▶ **Try it**
Leaving the images aside, print every record in the material exactly.

※

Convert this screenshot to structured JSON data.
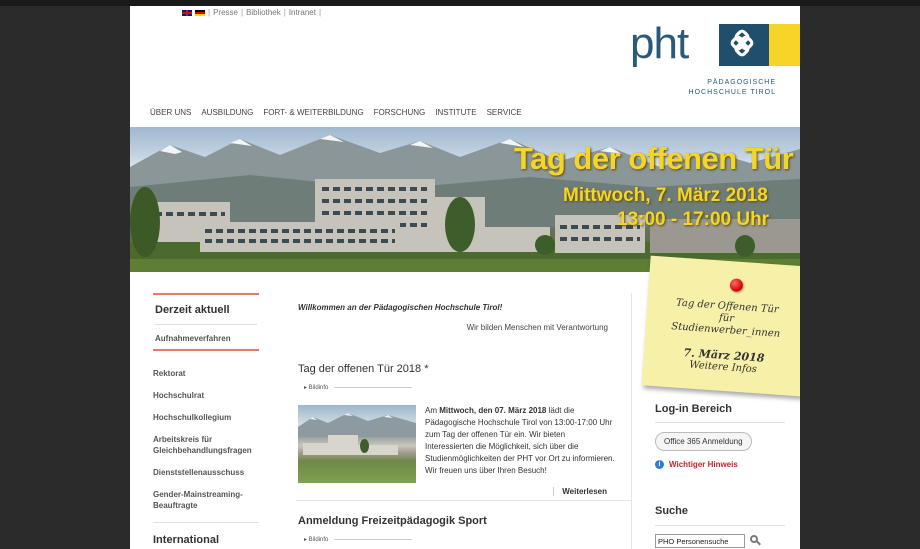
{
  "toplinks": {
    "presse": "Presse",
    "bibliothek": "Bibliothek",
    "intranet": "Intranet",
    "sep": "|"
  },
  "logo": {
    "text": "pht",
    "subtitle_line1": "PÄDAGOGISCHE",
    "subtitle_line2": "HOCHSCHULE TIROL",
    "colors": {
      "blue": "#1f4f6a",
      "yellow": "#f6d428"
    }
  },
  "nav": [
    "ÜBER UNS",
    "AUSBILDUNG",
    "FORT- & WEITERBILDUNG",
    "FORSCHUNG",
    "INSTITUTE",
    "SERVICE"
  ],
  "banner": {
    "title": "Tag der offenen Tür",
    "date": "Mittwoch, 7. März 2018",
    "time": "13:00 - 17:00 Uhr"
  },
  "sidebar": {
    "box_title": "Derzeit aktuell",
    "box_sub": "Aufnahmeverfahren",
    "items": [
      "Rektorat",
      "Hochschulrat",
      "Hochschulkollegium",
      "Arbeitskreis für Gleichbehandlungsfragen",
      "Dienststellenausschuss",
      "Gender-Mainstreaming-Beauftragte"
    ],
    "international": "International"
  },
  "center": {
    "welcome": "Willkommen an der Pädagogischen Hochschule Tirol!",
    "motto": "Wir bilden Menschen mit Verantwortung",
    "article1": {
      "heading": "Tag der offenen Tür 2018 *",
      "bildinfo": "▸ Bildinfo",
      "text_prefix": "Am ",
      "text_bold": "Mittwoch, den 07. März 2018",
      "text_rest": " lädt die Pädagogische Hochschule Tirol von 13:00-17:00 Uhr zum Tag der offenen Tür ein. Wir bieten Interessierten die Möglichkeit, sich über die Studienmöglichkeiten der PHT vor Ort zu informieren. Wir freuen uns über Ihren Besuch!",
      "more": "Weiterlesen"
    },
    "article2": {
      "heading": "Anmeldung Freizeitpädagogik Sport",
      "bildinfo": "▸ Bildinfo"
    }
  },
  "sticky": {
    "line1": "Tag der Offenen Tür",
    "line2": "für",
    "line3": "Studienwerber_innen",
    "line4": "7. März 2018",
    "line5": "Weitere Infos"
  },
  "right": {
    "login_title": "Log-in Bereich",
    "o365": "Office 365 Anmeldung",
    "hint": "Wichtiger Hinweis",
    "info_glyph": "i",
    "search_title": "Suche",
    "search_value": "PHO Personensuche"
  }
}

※

▶ **Answer for this exercise**
Convert this screenshot to structured JSON data.
{
  "toplinks": {
    "presse": "Presse",
    "bibliothek": "Bibliothek",
    "intranet": "Intranet",
    "sep": "|"
  },
  "logo": {
    "text": "pht",
    "subtitle_line1": "PÄDAGOGISCHE",
    "subtitle_line2": "HOCHSCHULE TIROL",
    "colors": {
      "blue": "#1f4f6a",
      "yellow": "#f6d428"
    }
  },
  "nav": [
    "ÜBER UNS",
    "AUSBILDUNG",
    "FORT- & WEITERBILDUNG",
    "FORSCHUNG",
    "INSTITUTE",
    "SERVICE"
  ],
  "banner": {
    "title": "Tag der offenen Tür",
    "date": "Mittwoch, 7. März 2018",
    "time": "13:00 - 17:00 Uhr"
  },
  "sidebar": {
    "box_title": "Derzeit aktuell",
    "box_sub": "Aufnahmeverfahren",
    "items": [
      "Rektorat",
      "Hochschulrat",
      "Hochschulkollegium",
      "Arbeitskreis für Gleichbehandlungsfragen",
      "Dienststellenausschuss",
      "Gender-Mainstreaming-Beauftragte"
    ],
    "international": "International"
  },
  "center": {
    "welcome": "Willkommen an der Pädagogischen Hochschule Tirol!",
    "motto": "Wir bilden Menschen mit Verantwortung",
    "article1": {
      "heading": "Tag der offenen Tür 2018 *",
      "bildinfo": "▸ Bildinfo",
      "text_prefix": "Am ",
      "text_bold": "Mittwoch, den 07. März 2018",
      "text_rest": " lädt die Pädagogische Hochschule Tirol von 13:00-17:00 Uhr zum Tag der offenen Tür ein. Wir bieten Interessierten die Möglichkeit, sich über die Studienmöglichkeiten der PHT vor Ort zu informieren. Wir freuen uns über Ihren Besuch!",
      "more": "Weiterlesen"
    },
    "article2": {
      "heading": "Anmeldung Freizeitpädagogik Sport",
      "bildinfo": "▸ Bildinfo"
    }
  },
  "sticky": {
    "line1": "Tag der Offenen Tür",
    "line2": "für",
    "line3": "Studienwerber_innen",
    "line4": "7. März 2018",
    "line5": "Weitere Infos"
  },
  "right": {
    "login_title": "Log-in Bereich",
    "o365": "Office 365 Anmeldung",
    "hint": "Wichtiger Hinweis",
    "info_glyph": "i",
    "search_title": "Suche",
    "search_value": "PHO Personensuche"
  }
}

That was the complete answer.